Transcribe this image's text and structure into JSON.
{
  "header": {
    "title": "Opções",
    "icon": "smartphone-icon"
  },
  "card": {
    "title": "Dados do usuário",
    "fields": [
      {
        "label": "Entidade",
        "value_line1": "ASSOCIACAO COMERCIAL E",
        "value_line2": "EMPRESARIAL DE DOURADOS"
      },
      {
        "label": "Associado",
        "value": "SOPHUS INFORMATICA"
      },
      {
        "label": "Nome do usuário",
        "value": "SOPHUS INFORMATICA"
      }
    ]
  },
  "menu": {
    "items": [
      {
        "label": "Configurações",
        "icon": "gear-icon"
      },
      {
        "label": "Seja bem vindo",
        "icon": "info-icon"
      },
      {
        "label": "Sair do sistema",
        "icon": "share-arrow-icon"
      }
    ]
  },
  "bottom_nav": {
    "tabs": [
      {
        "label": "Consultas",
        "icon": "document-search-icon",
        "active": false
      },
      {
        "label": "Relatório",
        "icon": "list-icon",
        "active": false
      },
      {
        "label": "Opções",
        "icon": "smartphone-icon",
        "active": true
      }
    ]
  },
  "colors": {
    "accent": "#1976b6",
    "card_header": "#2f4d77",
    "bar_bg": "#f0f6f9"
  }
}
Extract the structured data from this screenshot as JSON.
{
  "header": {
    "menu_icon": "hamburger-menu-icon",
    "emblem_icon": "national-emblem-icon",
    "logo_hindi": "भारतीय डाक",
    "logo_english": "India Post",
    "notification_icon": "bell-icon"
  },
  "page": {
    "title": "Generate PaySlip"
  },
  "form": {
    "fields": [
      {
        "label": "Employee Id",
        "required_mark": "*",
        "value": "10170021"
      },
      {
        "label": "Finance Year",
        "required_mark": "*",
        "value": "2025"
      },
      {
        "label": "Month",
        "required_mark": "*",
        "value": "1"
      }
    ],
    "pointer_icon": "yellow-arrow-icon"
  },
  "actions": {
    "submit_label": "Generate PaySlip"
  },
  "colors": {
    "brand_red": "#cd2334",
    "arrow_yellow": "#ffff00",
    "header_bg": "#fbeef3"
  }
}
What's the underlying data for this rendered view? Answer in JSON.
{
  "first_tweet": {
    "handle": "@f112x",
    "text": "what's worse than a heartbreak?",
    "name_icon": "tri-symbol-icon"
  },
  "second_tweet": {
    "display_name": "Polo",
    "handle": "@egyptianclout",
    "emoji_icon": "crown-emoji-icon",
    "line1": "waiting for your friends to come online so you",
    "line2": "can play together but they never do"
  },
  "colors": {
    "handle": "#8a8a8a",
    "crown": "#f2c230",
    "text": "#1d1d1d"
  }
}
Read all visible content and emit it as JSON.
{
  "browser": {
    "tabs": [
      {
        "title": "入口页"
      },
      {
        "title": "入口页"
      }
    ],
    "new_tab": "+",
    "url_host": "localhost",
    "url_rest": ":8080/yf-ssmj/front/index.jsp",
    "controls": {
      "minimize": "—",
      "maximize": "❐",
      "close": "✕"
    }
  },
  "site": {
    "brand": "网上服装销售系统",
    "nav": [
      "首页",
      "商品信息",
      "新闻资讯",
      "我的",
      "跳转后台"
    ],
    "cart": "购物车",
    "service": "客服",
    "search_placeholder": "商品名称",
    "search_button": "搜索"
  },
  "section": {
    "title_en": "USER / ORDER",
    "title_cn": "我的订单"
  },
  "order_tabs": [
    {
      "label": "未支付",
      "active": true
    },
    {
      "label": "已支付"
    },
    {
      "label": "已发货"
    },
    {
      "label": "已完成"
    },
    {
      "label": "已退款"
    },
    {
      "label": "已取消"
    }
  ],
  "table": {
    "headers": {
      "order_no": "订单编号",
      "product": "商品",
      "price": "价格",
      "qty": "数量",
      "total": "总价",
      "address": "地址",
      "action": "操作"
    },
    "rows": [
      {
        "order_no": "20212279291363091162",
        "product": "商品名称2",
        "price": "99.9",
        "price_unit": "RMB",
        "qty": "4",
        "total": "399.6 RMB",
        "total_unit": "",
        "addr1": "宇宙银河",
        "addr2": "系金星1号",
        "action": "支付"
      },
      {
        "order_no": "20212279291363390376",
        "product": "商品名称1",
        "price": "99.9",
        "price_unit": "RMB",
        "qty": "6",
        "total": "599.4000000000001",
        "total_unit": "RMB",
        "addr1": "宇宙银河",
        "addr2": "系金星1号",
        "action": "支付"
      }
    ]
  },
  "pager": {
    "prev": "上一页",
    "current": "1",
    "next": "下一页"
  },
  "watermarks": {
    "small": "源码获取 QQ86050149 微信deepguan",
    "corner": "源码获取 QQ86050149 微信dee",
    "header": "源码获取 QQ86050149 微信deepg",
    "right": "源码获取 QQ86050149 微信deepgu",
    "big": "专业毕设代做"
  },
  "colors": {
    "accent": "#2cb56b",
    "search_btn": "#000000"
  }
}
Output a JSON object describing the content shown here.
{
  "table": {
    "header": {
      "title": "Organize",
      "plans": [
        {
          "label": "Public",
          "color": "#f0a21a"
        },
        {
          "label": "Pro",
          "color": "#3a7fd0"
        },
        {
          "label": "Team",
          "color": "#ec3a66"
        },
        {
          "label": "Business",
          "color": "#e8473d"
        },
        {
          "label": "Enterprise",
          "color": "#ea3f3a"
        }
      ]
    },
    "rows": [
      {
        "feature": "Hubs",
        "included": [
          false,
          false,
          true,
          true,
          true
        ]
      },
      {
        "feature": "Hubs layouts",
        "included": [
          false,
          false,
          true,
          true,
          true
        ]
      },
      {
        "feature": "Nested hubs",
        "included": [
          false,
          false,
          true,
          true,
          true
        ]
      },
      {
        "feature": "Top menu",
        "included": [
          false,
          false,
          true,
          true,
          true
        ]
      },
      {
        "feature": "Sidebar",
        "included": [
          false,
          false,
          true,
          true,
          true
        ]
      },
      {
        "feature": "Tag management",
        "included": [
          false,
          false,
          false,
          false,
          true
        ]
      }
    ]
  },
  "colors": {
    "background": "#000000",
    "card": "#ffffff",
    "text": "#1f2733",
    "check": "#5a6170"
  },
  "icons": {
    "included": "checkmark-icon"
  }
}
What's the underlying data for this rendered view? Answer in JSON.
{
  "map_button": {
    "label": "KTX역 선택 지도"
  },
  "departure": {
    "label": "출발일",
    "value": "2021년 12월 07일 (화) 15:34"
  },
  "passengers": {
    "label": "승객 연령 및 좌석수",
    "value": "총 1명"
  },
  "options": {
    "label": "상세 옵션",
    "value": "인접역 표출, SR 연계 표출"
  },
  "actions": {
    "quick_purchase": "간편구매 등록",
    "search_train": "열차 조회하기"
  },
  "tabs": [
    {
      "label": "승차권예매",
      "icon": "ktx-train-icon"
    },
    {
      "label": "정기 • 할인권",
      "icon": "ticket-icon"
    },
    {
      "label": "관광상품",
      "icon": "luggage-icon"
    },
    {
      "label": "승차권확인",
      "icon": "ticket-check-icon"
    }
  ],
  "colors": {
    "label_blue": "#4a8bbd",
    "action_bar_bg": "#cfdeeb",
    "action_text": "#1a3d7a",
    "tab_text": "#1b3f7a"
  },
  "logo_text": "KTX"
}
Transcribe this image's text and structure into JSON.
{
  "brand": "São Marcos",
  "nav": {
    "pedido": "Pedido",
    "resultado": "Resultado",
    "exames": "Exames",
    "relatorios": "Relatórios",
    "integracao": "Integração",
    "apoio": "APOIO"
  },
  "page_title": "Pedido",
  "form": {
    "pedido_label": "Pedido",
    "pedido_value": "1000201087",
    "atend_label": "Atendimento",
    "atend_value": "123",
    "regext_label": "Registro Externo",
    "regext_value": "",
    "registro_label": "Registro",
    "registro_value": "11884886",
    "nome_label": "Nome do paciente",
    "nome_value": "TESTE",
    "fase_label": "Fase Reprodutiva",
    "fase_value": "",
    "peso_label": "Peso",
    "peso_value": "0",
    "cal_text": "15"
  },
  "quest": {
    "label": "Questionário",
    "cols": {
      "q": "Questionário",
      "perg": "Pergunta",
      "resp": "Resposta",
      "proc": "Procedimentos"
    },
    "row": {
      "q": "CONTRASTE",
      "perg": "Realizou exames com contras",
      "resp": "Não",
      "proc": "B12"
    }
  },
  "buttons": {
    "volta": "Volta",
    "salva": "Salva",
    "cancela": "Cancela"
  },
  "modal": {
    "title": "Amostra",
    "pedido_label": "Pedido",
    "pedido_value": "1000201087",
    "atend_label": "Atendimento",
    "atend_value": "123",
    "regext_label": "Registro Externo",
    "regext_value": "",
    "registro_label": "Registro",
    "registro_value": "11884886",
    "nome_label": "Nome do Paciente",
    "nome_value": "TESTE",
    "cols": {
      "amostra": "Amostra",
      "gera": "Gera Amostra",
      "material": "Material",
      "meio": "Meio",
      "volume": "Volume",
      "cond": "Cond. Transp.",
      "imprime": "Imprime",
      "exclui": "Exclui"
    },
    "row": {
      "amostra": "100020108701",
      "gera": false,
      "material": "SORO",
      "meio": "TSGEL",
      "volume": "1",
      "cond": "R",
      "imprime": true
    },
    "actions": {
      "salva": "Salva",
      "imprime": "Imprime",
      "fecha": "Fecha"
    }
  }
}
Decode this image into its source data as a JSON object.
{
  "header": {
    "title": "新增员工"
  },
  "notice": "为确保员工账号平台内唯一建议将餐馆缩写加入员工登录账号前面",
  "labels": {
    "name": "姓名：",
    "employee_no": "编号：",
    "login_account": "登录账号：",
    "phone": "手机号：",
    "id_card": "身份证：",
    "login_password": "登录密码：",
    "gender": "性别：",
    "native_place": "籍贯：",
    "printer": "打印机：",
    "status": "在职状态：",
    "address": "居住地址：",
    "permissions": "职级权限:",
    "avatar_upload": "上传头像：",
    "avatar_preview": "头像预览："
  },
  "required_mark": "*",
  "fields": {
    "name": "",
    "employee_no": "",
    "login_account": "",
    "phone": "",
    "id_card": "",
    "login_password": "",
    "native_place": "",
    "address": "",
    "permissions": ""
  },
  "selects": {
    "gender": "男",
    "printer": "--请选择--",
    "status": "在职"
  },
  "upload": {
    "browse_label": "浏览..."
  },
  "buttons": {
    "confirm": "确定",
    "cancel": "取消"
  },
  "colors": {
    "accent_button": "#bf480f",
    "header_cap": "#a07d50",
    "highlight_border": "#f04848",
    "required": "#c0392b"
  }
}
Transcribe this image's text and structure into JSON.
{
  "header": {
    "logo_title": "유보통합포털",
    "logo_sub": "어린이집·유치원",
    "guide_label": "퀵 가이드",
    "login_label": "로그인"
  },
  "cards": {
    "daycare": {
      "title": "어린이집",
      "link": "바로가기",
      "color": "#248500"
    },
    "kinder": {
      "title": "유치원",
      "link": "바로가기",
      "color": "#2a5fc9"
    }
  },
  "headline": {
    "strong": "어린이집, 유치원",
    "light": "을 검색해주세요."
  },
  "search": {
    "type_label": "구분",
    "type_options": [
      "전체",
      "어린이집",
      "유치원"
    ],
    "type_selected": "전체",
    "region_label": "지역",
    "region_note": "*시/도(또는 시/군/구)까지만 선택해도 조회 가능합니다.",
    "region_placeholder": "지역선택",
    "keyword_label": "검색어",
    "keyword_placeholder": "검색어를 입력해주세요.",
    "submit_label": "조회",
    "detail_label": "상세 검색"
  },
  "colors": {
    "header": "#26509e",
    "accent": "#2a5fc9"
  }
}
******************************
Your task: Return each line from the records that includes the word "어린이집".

Written answer:
    "logo_sub": "어린이집·유치원",
      "title": "어린이집",
    "strong": "어린이집, 유치원",
      "어린이집",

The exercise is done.